While reports from 2013 have shown that the decline in homelessness has decreased by 0.4%, there is still much work to be done.
- There was a decrease in all homeless sub-populations, with the exception of persons in families.
- The largest decreases were seen among individuals identified as chronically homeless (6.8%) and veterans (7.2%).
- The size of the chronic homeless population decreased from 107,148 in 2011 to 99,894 in 2012. The size of the veteran homeless population decreased from 67,495 in 2011 to 62,619 in 2012.
- The national rate of homelessness was 20 homeless people per 10,000 people in the general population.
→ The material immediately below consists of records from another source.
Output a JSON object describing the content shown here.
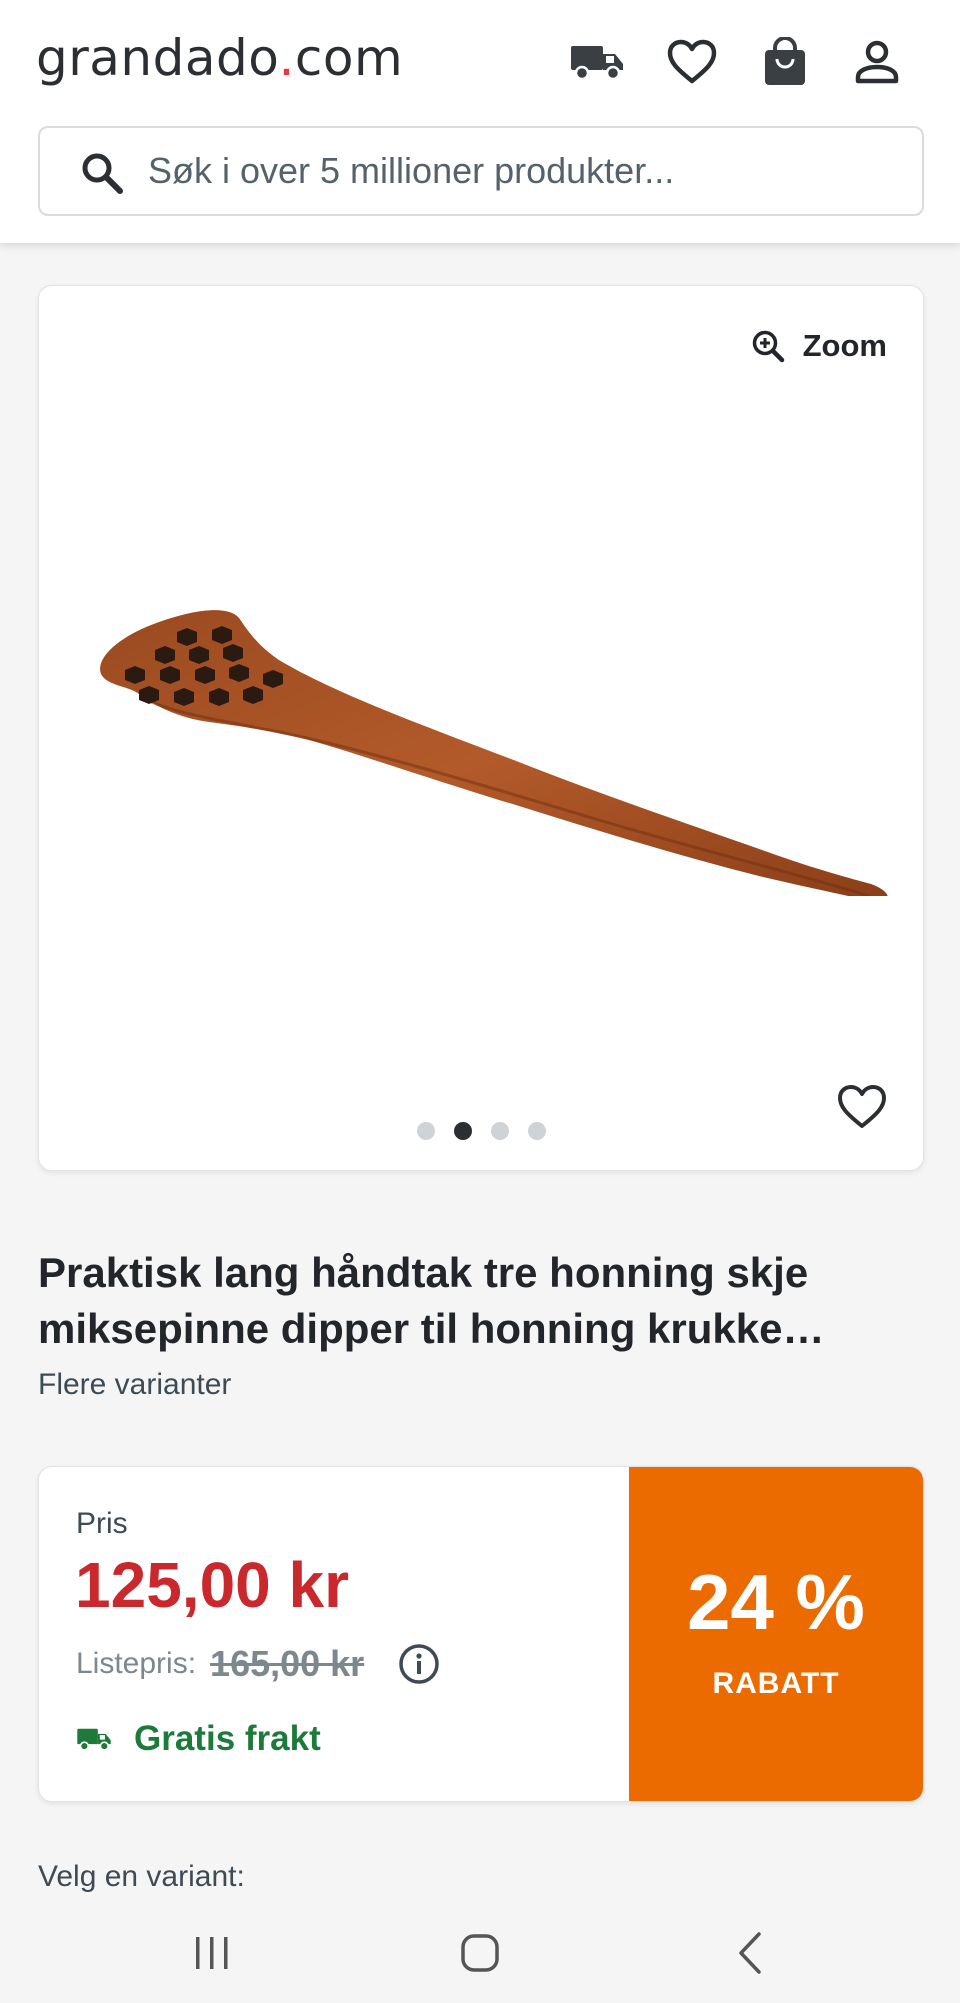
{
  "header": {
    "logo_main": "grandado",
    "logo_dot": ".",
    "logo_tld": "com",
    "icons": [
      "delivery-truck-icon",
      "heart-icon",
      "shopping-bag-icon",
      "account-icon"
    ]
  },
  "search": {
    "placeholder": "Søk i over 5 millioner produkter..."
  },
  "gallery": {
    "zoom_label": "Zoom",
    "image_count": 4,
    "active_index": 1
  },
  "product": {
    "title": "Praktisk lang håndtak tre honning skje miksepinne dipper til honning krukke…",
    "variants_link": "Flere varianter"
  },
  "pricing": {
    "price_label": "Pris",
    "price": "125,00 kr",
    "list_label": "Listepris:",
    "list_price": "165,00 kr",
    "shipping": "Gratis frakt",
    "discount_percent": "24 %",
    "discount_label": "RABATT"
  },
  "variant_section": {
    "label": "Velg en variant:"
  },
  "colors": {
    "price_red": "#c9282d",
    "discount_orange": "#ec6b00",
    "shipping_green": "#1d7a3a",
    "logo_dot_red": "#e43a40"
  }
}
The rate for veterans was 29 homeless veterans per 10,000 veterans in the general population.
- A majority of persons identified as homeless were staying in emergency shelters or transitional housing; 38% were unsheltered, living on the streets, or in cars, abandoned buildings, or other places not intended for human habitation. The size of the unsheltered population remained basically unchanged between 2011 and 2012.
- The number of people in homeless families increased by 1.4% between 2011 and 2012; however, there was no change in the total number of homeless families.
- While the overall homeless population decreased between 2011 and 2012, it increased in 29 states.
After reading the statistics, the issue of homelessness is overwhelming to me. However, after listening to the stories of the homeless persons I’ve met, I’ve come to the conclusion that I cannot let my fear stop me from trying. I have to match my fear with my faith, knowing that when we all work together for the greater good of humanity, God’s power will manifest positive change.
(Statistics are from http://www.endhomelessness.org/library/entry/the-state-of-homelessness-2013)
Registration is still open for “Break Every Yoke: Homelessness,” May 5-9, 2014, a virtual mission encounter sponsored by American Baptist Women’s Ministries. This virtual mission encounter offers the opportunity for participants to explore homelessness from a faith perspective. What are the causal factors? What are the risks? How can we support those who are homeless? How can our congregations, or we as individuals, engage in ministries of prevention, support, and advocacy? Each day’s focus will be explored as it has impact upon youth, adults and families, and seniors, with suggestions for advocacy around a range of issues throughout the week. For more information, visit www.abwministries.org/vme.